In publishing a list of suppliers that pay advisor commission the quickest, ASTA said it is taking a stand in hopes that it will encourage travel companies to adopt more agent-friendly policies.
ASTA CEO Zane Kerby said the list of nearly two dozen cruise lines and tour operators that pay commission within 30 days of a client's final payment, released in late August, was born of the pandemic, when advisors were stuck working without the promise of pay until their clients were able to travel.
"Looking at this in the cold light of day, we realized that advisors are bearing a disproportionate amount of risk here because of calcified industry practice," he said.

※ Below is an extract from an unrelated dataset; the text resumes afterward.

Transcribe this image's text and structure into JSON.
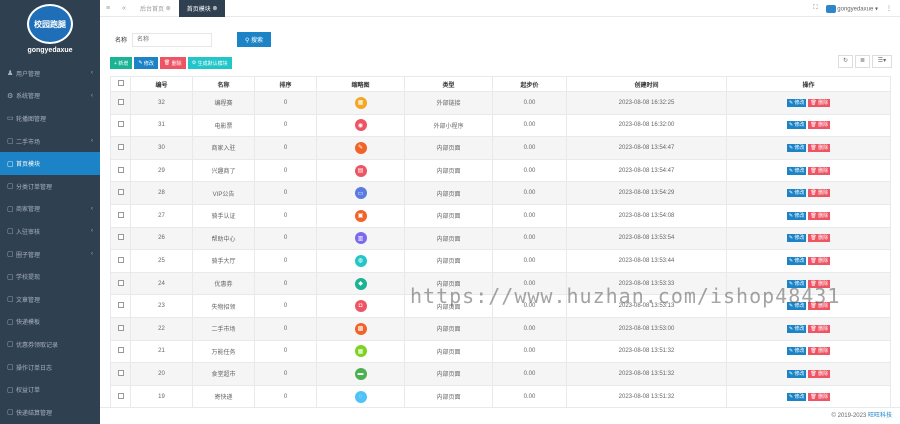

Some suppliers take final payment 60, 90 or 120 days before travel, or, in some cases, further out than that, Kerby said. Meanwhile, advisors have already done the bulk of their work in finding and booking the itinerary. Having to wait until the trip date to get paid "didn't seem right."
At the same time, Kerby said, there are suppliers with agent-friendly practices that pay advisors within 30 days of receiving final payment themselves. Some even have early-pay initiatives. It's not only friendly to existing advisors, Kerby said, but the promise of faster compensation makes the profession a more attractive one.
"There is an asymmetry of power between the supplier community and travel advisors," Kerby said. "I can't think of a more meaningful way that suppliers can show their commitment to the travel advisor community than paying commissions in a timely manner."
ASTA debated creating some kind of recognition for those suppliers for some time, Kerby said. Its Consortium Council and Proud Partner Committee took point on the issue alongside Society leadership.
John Werner, president and COO of MAST Travel Network and chair of the Consortium Council, said the council crafted its statement of recognition with two purposes: thank suppliers with advisor-friendly policies and prompt others to follow suit.
"I definitely hope that it will give reason to other suppliers -- the suppliers who don't pay commission in the timeline that the statement encourages," Werner said. "They will certainly want to be on that list, because it's public and it is a form of recognition and a way of thanking those suppliers who meet that criteria. We hope it encourages more suppliers to model what we might call good behavior."
To be added to the list, a supplier's terms and conditions must reflect that they pay commission "within 30 days of the published, contracted date set by the supplier for final payment, and the payment is made in full," according to the Society. ASTA's list only encompasses suppliers that require prepayment. Those who do not, like hotels and car rental companies, are excluded.
Of those suppliers that take prepayments, a number outside of the two dozen already included are very close to qualifying for the list, the Society said.
Kerby expects the list will continue to grow and said the Society will update it continually.
He also acknowledged that there are a number of suppliers that are advisor-friendly in other ways, but aren't on the list.
"Could we modify perhaps the language slightly to be more inclusive, or to even make acknowledgments of specific supplier policies that are advantageous to travel advisors, but that is not currently reflected in our statement? That's possible," he said.
The list will be reviewed in a few months, and feedback will be taken into consideration.
Crafting the current statement and list took time, according to the ASTA chief. The Society sought feedback from many stakeholders.
"I think it's probably a little long in coming," Kerby said. "We probably should have taken a stand like this a little sooner."
Werner hopes the stand ASTA is taking now will result in more commission-pay policies that are beneficial to Society members and the agency community as a whole.
"Everybody feels that this is a very doable thing for the supplier community," he said, "and we definitely wanted to encourage all suppliers to model this kind of a policy."